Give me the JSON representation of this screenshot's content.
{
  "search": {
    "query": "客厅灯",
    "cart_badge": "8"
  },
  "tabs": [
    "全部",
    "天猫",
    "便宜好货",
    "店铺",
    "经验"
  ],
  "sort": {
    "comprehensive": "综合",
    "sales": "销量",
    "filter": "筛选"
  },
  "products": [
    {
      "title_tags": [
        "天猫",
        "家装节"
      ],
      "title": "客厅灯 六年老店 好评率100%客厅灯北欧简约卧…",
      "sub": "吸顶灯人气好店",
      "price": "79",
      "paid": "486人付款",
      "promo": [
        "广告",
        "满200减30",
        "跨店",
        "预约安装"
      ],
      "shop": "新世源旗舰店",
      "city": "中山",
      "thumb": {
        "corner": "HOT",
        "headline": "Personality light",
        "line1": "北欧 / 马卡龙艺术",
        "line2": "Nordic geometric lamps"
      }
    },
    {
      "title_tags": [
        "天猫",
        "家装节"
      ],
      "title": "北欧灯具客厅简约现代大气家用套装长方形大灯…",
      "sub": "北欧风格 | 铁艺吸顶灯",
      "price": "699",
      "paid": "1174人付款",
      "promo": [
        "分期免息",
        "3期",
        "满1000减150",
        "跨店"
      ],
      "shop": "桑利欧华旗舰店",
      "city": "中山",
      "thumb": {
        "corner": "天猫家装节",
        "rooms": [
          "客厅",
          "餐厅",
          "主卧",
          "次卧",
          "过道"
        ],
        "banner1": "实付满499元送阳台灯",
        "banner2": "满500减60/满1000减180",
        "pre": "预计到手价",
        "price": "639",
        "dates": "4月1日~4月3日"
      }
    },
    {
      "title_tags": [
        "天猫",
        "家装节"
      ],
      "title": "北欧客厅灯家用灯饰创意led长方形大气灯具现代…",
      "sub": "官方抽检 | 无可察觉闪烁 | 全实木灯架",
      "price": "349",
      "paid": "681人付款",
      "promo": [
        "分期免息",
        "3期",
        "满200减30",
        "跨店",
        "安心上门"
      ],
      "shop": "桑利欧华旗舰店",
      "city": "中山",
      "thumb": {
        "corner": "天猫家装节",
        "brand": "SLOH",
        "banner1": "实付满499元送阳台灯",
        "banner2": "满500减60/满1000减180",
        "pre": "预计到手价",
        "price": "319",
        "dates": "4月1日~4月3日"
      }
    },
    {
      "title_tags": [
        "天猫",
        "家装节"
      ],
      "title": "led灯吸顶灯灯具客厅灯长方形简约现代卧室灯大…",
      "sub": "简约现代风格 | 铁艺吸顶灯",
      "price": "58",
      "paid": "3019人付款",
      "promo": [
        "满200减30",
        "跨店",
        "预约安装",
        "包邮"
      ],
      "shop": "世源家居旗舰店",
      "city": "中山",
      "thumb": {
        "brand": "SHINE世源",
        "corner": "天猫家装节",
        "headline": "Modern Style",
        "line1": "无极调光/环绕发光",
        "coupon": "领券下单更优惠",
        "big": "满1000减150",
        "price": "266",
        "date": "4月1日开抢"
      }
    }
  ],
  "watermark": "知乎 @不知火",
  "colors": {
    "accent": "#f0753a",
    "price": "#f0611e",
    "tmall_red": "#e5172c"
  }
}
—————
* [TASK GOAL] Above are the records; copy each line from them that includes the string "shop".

* [EXPECTED ANSWER]
      "shop": "新世源旗舰店",
      "shop": "桑利欧华旗舰店",
      "shop": "桑利欧华旗舰店",
      "shop": "世源家居旗舰店",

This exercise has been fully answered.